Supply Chain Council of European Union | Scceu.org
Operations

SunPower will close former SolarWorld factory in Hillsboro, lay off 170

SunPower said Thursday it will close the former SolarWorld factory in Hillsboro, eliminating 170 jobs in the latest in a long string of manufacturing setbacks at the 47-acre site.

Japanese semiconductor producer Komatsu Silicon America spent $500 million to build the 480,000-square-foot plant during the 1990s but never opened it. The factory sat idle for a decade until a German company, SolarWorld, began manufacturing solar panels there with help from $100 million in Oregon tax breaks.

But Chinese rivals, backed by government subsidies, outflanked SolarWorld and the company laid off most of its Oregon workers in 2017. The plant appeared doomed until SunPower, based in Silicon Valley, bought it three years ago.

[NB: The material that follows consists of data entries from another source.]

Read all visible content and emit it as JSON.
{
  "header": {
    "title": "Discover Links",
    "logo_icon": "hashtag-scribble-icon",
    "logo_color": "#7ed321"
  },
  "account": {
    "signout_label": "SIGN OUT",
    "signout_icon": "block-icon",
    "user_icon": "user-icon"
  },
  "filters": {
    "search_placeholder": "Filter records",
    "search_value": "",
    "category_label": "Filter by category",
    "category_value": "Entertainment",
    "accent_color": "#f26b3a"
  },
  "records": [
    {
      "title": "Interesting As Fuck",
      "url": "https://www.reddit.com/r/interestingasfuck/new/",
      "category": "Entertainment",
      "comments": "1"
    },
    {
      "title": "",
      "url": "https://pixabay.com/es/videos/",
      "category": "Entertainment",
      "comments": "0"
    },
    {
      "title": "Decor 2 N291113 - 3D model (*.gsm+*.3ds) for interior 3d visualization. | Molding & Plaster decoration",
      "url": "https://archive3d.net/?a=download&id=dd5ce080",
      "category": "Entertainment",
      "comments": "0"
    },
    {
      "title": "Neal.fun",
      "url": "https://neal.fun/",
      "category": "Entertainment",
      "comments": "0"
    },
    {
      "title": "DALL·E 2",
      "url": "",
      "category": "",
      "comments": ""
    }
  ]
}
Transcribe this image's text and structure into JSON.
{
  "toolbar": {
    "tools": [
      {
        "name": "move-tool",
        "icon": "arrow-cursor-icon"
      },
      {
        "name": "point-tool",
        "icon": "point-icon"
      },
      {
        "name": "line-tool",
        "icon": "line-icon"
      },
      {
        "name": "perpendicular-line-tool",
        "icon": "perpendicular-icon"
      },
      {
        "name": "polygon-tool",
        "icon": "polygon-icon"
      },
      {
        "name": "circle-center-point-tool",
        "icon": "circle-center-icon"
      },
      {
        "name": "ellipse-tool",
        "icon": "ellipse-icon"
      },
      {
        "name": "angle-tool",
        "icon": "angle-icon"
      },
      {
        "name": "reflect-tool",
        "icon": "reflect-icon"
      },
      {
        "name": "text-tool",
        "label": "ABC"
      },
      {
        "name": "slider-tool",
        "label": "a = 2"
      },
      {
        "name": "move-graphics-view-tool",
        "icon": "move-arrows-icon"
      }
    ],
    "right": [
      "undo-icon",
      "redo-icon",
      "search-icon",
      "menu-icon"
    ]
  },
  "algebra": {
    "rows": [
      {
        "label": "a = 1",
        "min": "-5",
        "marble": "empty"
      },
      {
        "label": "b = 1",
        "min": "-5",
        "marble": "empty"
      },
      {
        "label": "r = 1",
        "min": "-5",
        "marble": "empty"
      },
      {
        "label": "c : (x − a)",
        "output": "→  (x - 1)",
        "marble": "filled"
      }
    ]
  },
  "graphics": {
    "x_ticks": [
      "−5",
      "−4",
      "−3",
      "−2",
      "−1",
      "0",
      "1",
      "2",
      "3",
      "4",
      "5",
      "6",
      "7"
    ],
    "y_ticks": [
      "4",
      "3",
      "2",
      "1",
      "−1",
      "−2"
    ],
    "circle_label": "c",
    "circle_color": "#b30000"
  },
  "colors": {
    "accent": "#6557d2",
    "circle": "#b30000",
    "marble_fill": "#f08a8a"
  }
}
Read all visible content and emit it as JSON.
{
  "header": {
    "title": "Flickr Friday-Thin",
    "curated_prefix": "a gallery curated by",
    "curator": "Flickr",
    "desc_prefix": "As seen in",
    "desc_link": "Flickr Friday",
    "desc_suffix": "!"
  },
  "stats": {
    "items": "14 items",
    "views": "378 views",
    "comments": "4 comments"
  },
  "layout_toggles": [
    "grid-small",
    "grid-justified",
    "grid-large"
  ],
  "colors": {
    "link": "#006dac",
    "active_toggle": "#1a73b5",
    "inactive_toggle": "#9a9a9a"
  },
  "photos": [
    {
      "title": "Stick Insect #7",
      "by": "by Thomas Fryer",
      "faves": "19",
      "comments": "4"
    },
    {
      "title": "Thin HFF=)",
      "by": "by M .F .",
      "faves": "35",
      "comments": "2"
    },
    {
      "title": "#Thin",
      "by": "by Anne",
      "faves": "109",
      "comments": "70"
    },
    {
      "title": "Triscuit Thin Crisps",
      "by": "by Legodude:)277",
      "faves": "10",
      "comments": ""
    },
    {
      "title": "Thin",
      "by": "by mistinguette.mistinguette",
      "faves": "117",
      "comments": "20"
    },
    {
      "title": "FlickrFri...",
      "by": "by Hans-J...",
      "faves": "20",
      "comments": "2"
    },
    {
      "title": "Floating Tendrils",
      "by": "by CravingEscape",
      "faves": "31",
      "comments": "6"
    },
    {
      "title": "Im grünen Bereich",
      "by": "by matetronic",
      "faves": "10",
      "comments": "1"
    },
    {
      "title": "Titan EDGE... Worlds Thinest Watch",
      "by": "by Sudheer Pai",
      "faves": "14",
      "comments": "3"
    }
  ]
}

SunPower began production there in 2018 but, amid shifting dynamics in the highly competitive solar industry, began scaling back its aspirations almost immediately. Last year it announced plans to sell the Hillsboro property to Japanese technology giant NTT, which said it would build a 1 million-square-foot server farm on the site.

SunPower said at the time that it planned to continue making solar products on a portion of the site, but said Thursday that it has changed its mind after spinning off a portion of its business that manufactured solar panels.

“We made the difficult but necessary decision to close our plant after careful evaluation and the change in focus of our business over recent months,” SunPower CEO Tom Werner said in a written statement. “We recognize how hard this is for all the employees impacted and are dedicated to helping them through this transition.”

SunPower plans to cease operating in Hillsboro by March and clear out by early June. The company said it may end up selling the solar factory or seeking a joint venture or other partnership. It has leased back its factory space since selling the property to NTT.

Oregon’s jobless rate is at 6.0% amid the coronavirus pandemic, which has had a disproportionate impact on the state’s manufacturing sector. Factory employment fell by more than 8% when the pandemic hit last spring and has shown little sign of a rebound.

— Mike Rogoway | mrogoway@oregonian.com | twitter: @rogoway | 503-294-7699

Related posts

New factory in Riverton could bring 200 jobs | Wyoming

scceu

Grant will fund clean-up of soil contamination at former Woodbine hat factory | Local News

scceu

Gresham factory will manufacture up to 400,000 diamonds a year for De Beers; will people want them?

scceu

Leave a Comment